Max Grossman, the former vice chair of the El Paso County Historical Commission, says his removal – and the removal of commission chair Bernie Sargent – by the County Commissioners Court on Monday was a betrayal and political.
El Paso County Judge Escobar says it was neither, but it was time for a change.
Whatever it was, the removal of two leaders who have had much to do with raising the profile and interest in historic preservation in El Paso represented a drastic change in what had been a close alliance with the county.
While the move may have been surprising and unexpected, Escobar said, no member of an appointed board owns the position.
“That’s the nature of board appointments,” she said.
“This one comes up every two years. No one’s position is certain when his or her term expires.
“We had a large number of new applications, which was a surprise to me. I thought that everything that’s happened would have had the opposite effect. I also believe fresh voices and fresh eyes are a good thing.”
Sargent and Grossman have helped lead the opposition to the city’s plan to build a $180-million arena just south of the convention center in an historic Union Plaza neighborhood.
After a closed-door executive session to discuss appointments to the all-volunteer historical commission, Commissioners Court emerged Monday and, without discussion, approved 25 people to new two-year terms.
In doing so, the county expanded the historical commission from 22 to 25 members and appointed 11 of the 16 members who applied – not including Sargent, Grossman, and another long-time member, Rodney Linkous.
Sargent, who’s been a member of the historical commissioner for 17 years, 13 of them as chair, estimates he has put in 33,000 hours of volunteer service to the commission during his tenure.
Deeply disappointed by the action, Sargent said he’ll now have a lot more time to devote to the 13 other boards he’s on and other historical activities for which he is well known.
None of the new appointees, he said, have been active in historical preservation and Escobar was never interested enough to attend any of their meetings.
Grossman, a UTEP assistant professor of art history who’s served on the commission for seven years, isn’t going quietly.
For starters, he’s taken over the historical commission’s Facebook site, which he said he started and which now has almost 38,000 followers. The site is now called El Paso History Alliance.
He posted an open letter on the site last week, saying, “We were humiliated and disgraced by our county leaders, particularly Commissioner Vince Perez and Judge Veronica Escobar, who were absolutely committed to dismissing us.
“And no, it was not just our procedural violations that led to this outcome.”
He said he thinks it had more to do with the politics surrounding the arena than the Texas Rangers investigating whether 16 members of the commission violated the Open Meeting Act by responding to a text message from Sargent in December asking them if they wanted to meet and take a position on the arena.

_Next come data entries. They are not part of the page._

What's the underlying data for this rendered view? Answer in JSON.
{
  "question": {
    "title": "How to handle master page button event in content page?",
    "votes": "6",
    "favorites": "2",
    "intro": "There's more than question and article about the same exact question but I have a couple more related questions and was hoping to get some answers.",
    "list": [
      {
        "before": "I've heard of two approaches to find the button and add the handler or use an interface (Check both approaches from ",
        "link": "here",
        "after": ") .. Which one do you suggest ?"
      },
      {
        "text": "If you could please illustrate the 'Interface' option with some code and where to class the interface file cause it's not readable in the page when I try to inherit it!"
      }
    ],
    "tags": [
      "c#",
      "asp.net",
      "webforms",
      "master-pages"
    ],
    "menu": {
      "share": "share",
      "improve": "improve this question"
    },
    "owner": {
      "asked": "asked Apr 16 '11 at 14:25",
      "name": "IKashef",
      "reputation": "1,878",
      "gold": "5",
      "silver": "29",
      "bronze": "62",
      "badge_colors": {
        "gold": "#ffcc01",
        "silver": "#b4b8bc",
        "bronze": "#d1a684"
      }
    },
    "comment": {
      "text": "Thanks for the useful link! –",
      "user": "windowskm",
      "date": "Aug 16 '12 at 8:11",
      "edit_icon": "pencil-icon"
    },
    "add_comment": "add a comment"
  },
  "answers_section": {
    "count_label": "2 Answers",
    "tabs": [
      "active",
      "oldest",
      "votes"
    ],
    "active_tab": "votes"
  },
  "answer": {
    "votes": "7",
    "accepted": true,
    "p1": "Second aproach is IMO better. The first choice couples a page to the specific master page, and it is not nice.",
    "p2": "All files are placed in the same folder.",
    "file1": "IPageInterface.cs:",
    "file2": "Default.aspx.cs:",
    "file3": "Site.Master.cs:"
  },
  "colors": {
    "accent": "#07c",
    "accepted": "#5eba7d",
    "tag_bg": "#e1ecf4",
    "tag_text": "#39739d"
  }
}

Escobar said her opinion that changes on the commission were necessary had nothing to do with the arena or the open meetings issue.
Rather, it was her concerns about Sargent and Grossman’s unwillingness to heed the county’s request to hold off on further meetings until commission members receive training in the Open Meetings Act.
As for the arena site, she said she would like to see the city spare Union Plaza and take another look at the railroad site behind City Hall a mile east of the convention center.
“I can tell you I really respect the work they have done to educate the public about El Paso’s history, and I appreciate their advocacy,” she said. “It’s okay to make mistakes, but it’s quite something else to head down a path that makes your members vulnerable.”
Against the county’s advice, she said, Sargent called a special meeting of the historical commission on Friday, Feb. 3, to formally approve historical designations and marker applications for eight sites, including a historic building in Union Plaza that once served as a Chinese laundry.
Sargent said the meeting was legally called, necessary and that an assistant county attorney was present.
The Texas Historical Commission had postponed action on those markers a week earlier on Jan. 27 in response to questions from the Greater El Paso Chamber of Commerce about the process the county historical commission had previously followed in approving them.
Email El Paso Inc. reporter David Crowder at email@example.com or call (915) 534-4422, ext. 122 and (915) 630-6622.